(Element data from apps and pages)
====================

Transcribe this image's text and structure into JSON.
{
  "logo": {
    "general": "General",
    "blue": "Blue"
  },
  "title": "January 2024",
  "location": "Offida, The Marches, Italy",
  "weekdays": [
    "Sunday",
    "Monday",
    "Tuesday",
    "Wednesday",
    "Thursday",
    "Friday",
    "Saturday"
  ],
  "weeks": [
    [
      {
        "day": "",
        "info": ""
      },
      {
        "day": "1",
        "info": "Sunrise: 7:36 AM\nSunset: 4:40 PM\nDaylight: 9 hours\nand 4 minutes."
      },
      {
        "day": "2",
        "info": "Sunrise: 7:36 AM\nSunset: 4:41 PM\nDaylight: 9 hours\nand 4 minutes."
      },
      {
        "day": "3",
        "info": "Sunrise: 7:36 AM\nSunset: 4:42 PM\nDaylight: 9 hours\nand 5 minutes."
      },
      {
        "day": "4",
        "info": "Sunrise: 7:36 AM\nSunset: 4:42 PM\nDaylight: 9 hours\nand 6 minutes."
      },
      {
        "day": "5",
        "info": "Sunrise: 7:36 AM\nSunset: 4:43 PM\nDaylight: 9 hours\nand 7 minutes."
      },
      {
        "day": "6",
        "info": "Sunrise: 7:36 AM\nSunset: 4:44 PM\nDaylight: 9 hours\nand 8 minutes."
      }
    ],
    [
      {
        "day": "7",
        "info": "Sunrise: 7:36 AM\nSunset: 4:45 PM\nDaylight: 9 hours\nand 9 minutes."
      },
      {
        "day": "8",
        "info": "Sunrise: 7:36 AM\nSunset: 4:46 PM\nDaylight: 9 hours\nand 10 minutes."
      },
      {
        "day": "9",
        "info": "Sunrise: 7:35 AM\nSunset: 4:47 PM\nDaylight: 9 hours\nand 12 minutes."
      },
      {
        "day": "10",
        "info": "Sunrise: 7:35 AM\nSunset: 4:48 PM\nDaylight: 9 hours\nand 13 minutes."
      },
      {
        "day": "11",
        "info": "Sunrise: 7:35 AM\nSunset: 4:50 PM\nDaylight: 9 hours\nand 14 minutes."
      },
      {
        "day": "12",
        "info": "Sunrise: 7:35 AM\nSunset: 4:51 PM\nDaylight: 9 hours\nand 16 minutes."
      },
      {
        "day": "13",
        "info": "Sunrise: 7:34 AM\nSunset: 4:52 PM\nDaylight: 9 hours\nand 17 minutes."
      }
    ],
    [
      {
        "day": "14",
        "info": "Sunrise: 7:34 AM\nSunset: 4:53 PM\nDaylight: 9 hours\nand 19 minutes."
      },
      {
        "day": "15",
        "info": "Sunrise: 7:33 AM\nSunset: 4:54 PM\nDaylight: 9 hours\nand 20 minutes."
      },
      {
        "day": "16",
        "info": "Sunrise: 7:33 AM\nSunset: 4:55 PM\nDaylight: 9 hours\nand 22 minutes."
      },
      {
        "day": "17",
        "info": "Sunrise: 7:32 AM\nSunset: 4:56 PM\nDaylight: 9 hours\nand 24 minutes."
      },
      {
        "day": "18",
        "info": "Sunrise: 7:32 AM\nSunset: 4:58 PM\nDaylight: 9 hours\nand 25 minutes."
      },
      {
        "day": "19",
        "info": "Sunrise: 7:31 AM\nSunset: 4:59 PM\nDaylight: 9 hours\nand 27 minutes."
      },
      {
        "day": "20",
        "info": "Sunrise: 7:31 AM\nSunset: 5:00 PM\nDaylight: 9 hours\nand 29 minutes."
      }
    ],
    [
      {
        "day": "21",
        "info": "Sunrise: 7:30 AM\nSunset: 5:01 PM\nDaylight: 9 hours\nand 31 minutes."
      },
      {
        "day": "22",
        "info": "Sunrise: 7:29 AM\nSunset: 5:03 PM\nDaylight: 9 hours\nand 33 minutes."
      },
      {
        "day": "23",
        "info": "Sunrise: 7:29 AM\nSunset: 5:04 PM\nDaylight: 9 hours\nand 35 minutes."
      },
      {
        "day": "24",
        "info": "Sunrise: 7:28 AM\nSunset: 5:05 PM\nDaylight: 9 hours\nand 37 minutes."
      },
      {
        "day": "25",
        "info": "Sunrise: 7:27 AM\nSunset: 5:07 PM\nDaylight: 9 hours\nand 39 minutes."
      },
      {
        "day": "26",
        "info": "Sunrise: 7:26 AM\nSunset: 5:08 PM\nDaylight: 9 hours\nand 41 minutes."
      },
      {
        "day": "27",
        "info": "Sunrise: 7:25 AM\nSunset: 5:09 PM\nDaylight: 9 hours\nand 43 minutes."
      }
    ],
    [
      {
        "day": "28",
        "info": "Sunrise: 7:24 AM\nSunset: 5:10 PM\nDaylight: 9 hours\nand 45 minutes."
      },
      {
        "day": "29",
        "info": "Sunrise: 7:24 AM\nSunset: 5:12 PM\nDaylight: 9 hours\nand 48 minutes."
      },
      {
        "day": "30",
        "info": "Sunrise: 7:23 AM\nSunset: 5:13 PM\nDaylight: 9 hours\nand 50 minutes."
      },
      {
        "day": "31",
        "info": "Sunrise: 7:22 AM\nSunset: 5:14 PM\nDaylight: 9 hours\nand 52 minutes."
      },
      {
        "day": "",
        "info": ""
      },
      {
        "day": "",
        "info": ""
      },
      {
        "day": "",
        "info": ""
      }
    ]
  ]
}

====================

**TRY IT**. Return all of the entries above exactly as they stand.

**RESULT OF THE TASK**.
Transcribe this image's text and structure into JSON.
{
  "logo": {
    "general": "General",
    "blue": "Blue"
  },
  "title": "January 2024",
  "location": "Offida, The Marches, Italy",
  "weekdays": [
    "Sunday",
    "Monday",
    "Tuesday",
    "Wednesday",
    "Thursday",
    "Friday",
    "Saturday"
  ],
  "weeks": [
    [
      {
        "day": "",
        "info": ""
      },
      {
        "day": "1",
        "info": "Sunrise: 7:36 AM\nSunset: 4:40 PM\nDaylight: 9 hours\nand 4 minutes."
      },
      {
        "day": "2",
        "info": "Sunrise: 7:36 AM\nSunset: 4:41 PM\nDaylight: 9 hours\nand 4 minutes."
      },
      {
        "day": "3",
        "info": "Sunrise: 7:36 AM\nSunset: 4:42 PM\nDaylight: 9 hours\nand 5 minutes."
      },
      {
        "day": "4",
        "info": "Sunrise: 7:36 AM\nSunset: 4:42 PM\nDaylight: 9 hours\nand 6 minutes."
      },
      {
        "day": "5",
        "info": "Sunrise: 7:36 AM\nSunset: 4:43 PM\nDaylight: 9 hours\nand 7 minutes."
      },
      {
        "day": "6",
        "info": "Sunrise: 7:36 AM\nSunset: 4:44 PM\nDaylight: 9 hours\nand 8 minutes."
      }
    ],
    [
      {
        "day": "7",
        "info": "Sunrise: 7:36 AM\nSunset: 4:45 PM\nDaylight: 9 hours\nand 9 minutes."
      },
      {
        "day": "8",
        "info": "Sunrise: 7:36 AM\nSunset: 4:46 PM\nDaylight: 9 hours\nand 10 minutes."
      },
      {
        "day": "9",
        "info": "Sunrise: 7:35 AM\nSunset: 4:47 PM\nDaylight: 9 hours\nand 12 minutes."
      },
      {
        "day": "10",
        "info": "Sunrise: 7:35 AM\nSunset: 4:48 PM\nDaylight: 9 hours\nand 13 minutes."
      },
      {
        "day": "11",
        "info": "Sunrise: 7:35 AM\nSunset: 4:50 PM\nDaylight: 9 hours\nand 14 minutes."
      },
      {
        "day": "12",
        "info": "Sunrise: 7:35 AM\nSunset: 4:51 PM\nDaylight: 9 hours\nand 16 minutes."
      },
      {
        "day": "13",
        "info": "Sunrise: 7:34 AM\nSunset: 4:52 PM\nDaylight: 9 hours\nand 17 minutes."
      }
    ],
    [
      {
        "day": "14",
        "info": "Sunrise: 7:34 AM\nSunset: 4:53 PM\nDaylight: 9 hours\nand 19 minutes."
      },
      {
        "day": "15",
        "info": "Sunrise: 7:33 AM\nSunset: 4:54 PM\nDaylight: 9 hours\nand 20 minutes."
      },
      {
        "day": "16",
        "info": "Sunrise: 7:33 AM\nSunset: 4:55 PM\nDaylight: 9 hours\nand 22 minutes."
      },
      {
        "day": "17",
        "info": "Sunrise: 7:32 AM\nSunset: 4:56 PM\nDaylight: 9 hours\nand 24 minutes."
      },
      {
        "day": "18",
        "info": "Sunrise: 7:32 AM\nSunset: 4:58 PM\nDaylight: 9 hours\nand 25 minutes."
      },
      {
        "day": "19",
        "info": "Sunrise: 7:31 AM\nSunset: 4:59 PM\nDaylight: 9 hours\nand 27 minutes."
      },
      {
        "day": "20",
        "info": "Sunrise: 7:31 AM\nSunset: 5:00 PM\nDaylight: 9 hours\nand 29 minutes."
      }
    ],
    [
      {
        "day": "21",
        "info": "Sunrise: 7:30 AM\nSunset: 5:01 PM\nDaylight: 9 hours\nand 31 minutes."
      },
      {
        "day": "22",
        "info": "Sunrise: 7:29 AM\nSunset: 5:03 PM\nDaylight: 9 hours\nand 33 minutes."
      },
      {
        "day": "23",
        "info": "Sunrise: 7:29 AM\nSunset: 5:04 PM\nDaylight: 9 hours\nand 35 minutes."
      },
      {
        "day": "24",
        "info": "Sunrise: 7:28 AM\nSunset: 5:05 PM\nDaylight: 9 hours\nand 37 minutes."
      },
      {
        "day": "25",
        "info": "Sunrise: 7:27 AM\nSunset: 5:07 PM\nDaylight: 9 hours\nand 39 minutes."
      },
      {
        "day": "26",
        "info": "Sunrise: 7:26 AM\nSunset: 5:08 PM\nDaylight: 9 hours\nand 41 minutes."
      },
      {
        "day": "27",
        "info": "Sunrise: 7:25 AM\nSunset: 5:09 PM\nDaylight: 9 hours\nand 43 minutes."
      }
    ],
    [
      {
        "day": "28",
        "info": "Sunrise: 7:24 AM\nSunset: 5:10 PM\nDaylight: 9 hours\nand 45 minutes."
      },
      {
        "day": "29",
        "info": "Sunrise: 7:24 AM\nSunset: 5:12 PM\nDaylight: 9 hours\nand 48 minutes."
      },
      {
        "day": "30",
        "info": "Sunrise: 7:23 AM\nSunset: 5:13 PM\nDaylight: 9 hours\nand 50 minutes."
      },
      {
        "day": "31",
        "info": "Sunrise: 7:22 AM\nSunset: 5:14 PM\nDaylight: 9 hours\nand 52 minutes."
      },
      {
        "day": "",
        "info": ""
      },
      {
        "day": "",
        "info": ""
      },
      {
        "day": "",
        "info": ""
      }
    ]
  ]
}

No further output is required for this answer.